However, the spokesman refused to say whether Cabinet had unanimously backed the Prime Minister’s approach, which is thought to include a temporary customs arrangement which would see the UK agree to sign up to EU trading rules after Brexit.

That is aimed at meeting Labour halfway on their demand for a permanent customs union.

However, some 13 former ministers, together with the chairman of the backbench 1922 Committee, Sir Graham Brady, have written to the PM urging her not to concede Labour’s demand.
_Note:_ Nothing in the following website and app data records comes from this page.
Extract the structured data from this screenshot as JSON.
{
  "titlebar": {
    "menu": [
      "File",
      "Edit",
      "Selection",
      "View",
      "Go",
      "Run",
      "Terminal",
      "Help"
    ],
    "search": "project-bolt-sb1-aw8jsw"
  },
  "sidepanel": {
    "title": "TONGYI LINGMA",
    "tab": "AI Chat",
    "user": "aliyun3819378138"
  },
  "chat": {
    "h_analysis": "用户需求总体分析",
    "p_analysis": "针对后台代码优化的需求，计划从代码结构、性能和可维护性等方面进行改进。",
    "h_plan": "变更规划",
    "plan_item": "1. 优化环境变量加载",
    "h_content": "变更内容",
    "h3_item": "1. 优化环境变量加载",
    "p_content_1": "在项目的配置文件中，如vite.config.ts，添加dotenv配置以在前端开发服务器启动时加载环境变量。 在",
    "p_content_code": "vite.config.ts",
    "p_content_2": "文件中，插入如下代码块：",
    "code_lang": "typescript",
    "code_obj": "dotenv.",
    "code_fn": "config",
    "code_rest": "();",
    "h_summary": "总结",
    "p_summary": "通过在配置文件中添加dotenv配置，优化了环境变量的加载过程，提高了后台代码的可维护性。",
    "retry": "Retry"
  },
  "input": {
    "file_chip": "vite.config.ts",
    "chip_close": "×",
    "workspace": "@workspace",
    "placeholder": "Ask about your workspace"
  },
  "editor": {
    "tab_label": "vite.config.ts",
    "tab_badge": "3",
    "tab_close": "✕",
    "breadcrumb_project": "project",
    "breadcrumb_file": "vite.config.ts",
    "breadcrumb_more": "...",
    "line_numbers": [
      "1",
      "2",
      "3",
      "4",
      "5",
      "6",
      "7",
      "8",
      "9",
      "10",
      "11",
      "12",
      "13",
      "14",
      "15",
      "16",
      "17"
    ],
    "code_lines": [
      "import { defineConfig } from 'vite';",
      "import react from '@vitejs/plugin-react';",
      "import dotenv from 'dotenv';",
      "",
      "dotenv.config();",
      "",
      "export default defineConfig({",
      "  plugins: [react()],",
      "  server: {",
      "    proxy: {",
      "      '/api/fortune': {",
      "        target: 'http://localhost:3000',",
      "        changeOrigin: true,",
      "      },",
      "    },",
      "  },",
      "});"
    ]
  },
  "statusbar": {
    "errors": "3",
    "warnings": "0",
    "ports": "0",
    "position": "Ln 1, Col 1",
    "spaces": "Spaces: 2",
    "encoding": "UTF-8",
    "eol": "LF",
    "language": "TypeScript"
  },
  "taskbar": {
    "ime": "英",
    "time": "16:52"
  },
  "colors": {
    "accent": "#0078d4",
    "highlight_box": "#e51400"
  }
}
The signatories include Gavin Williamson, who she sacked as defence secretary, as well as potential leadership contenders Boris Johnson and Dominic Raab.

The National:

The letter said May could not bind her successor to a deal so any agreement with Labour was likely to be “at best temporary, at worst illusory”.

Shadow Chancellor John McDonnell – who has been part of Labour’s negotiating team – was pessimistic about the talks.

“The situation we are now in is that we’ve been at this five weeks, we haven’t seen the significant shift yet that we require to be able to support the deal,” he said. “The customs union is absolutely key to us.

“However we then get a letter signed by a number of senior Conservatives this morning, Boris Johnson – very likely to be the next leader, he could well be the Prime Minister literally in months – and the situation where he, in his letter, says he’s not going to accept a customs union and actually he will overturn the deal that we negotiate. It gives us no security and we expect a response from the Government on that.”

May’s chief negotiator, Olly Robbins, is in Brussels for two days of talks about the possibility of making changes to the Political Declaration – the document setting out the framework for the future UK-EU relationship after Brexit.

But EU officials insisted there were no negotiations and the EU was still on a “Brexit break”. “We will come out of the Brexit break if there is something happening in London,” European Commission spokesman Margaritis Schinas said.

Meanwhile, a research report has found Scots could be £800 a year worse off if Brexit goes ahead under a Tory-Labour deal.

The study by The National Institute of Economic and Social Research found Edinburgh, Fife and Tayside would be worse hit than any other part of the UK by the proposed deal.